Saved entries —

Content starts

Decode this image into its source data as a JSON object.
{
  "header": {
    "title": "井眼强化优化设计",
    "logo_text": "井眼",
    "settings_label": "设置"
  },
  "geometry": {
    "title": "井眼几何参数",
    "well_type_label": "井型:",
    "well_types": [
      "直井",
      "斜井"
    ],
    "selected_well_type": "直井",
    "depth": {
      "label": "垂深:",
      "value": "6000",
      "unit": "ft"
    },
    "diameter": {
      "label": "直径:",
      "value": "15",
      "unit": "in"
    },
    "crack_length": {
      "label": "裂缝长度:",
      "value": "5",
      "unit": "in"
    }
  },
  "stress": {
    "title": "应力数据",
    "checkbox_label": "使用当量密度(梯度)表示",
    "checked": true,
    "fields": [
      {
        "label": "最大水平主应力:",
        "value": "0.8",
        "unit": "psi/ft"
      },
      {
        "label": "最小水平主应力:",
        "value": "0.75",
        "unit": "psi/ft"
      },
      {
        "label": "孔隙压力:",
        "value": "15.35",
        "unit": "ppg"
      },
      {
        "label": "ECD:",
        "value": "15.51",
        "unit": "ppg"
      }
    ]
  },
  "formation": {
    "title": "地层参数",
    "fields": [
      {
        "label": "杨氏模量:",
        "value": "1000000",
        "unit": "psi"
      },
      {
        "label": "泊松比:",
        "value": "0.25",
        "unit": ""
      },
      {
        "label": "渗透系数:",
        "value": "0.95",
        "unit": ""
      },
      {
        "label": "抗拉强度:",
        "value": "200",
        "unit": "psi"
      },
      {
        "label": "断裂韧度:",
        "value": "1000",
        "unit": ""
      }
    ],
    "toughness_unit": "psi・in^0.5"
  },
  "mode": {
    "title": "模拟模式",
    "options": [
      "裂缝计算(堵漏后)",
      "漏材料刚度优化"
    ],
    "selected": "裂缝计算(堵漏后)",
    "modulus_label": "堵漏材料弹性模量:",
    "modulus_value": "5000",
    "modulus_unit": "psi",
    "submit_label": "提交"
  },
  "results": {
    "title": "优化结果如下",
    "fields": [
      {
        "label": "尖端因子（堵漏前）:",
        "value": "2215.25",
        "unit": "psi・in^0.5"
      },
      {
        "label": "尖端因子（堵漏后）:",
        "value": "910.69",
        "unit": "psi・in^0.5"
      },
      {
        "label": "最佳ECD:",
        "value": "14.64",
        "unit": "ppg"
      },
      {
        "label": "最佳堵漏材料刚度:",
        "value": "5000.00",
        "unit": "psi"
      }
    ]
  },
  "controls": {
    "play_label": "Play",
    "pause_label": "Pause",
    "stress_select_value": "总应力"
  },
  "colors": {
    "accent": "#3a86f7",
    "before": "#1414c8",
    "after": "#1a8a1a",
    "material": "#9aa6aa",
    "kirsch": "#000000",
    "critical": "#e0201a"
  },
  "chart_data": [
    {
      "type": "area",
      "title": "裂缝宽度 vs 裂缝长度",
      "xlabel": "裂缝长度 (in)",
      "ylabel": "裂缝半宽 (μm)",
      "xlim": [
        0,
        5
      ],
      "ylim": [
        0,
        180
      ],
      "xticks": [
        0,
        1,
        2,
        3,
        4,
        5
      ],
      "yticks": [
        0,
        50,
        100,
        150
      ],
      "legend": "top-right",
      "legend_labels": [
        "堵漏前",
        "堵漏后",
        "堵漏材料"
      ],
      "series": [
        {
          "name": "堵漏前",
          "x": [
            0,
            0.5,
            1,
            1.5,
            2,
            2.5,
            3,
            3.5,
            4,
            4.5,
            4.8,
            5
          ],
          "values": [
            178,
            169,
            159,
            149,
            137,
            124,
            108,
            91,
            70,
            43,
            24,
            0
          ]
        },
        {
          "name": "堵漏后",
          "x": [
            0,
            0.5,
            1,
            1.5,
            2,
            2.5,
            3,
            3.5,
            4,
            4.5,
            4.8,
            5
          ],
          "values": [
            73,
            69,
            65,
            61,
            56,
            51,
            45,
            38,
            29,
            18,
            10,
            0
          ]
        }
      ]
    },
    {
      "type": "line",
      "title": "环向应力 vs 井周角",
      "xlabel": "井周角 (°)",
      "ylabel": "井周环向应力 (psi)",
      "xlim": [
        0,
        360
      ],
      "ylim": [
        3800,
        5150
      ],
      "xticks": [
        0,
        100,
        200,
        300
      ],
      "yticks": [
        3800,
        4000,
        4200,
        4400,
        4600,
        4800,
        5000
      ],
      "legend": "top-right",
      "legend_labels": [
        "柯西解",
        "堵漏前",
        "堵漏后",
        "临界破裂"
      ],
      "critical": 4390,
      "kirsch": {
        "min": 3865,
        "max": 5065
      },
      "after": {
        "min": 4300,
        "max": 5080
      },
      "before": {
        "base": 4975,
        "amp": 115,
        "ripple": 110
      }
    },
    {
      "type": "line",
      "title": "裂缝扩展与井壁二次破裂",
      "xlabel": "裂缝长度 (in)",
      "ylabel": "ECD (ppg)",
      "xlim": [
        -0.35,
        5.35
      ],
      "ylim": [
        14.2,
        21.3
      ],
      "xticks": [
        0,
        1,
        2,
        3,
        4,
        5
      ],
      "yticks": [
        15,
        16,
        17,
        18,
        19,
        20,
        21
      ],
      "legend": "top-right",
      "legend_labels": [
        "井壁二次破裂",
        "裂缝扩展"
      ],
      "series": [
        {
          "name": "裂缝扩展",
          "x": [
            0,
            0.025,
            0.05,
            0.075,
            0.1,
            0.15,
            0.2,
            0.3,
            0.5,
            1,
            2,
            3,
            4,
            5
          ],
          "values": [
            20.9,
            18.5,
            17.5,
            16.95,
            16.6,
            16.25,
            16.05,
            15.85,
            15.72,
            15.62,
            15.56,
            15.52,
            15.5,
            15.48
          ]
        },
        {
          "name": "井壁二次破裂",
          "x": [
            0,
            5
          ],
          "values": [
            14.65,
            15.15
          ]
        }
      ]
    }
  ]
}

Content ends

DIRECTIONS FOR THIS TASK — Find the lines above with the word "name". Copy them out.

EXPECTED ANSWER —
          "name": "堵漏前",
          "name": "堵漏后",
          "name": "裂缝扩展",
          "name": "井壁二次破裂",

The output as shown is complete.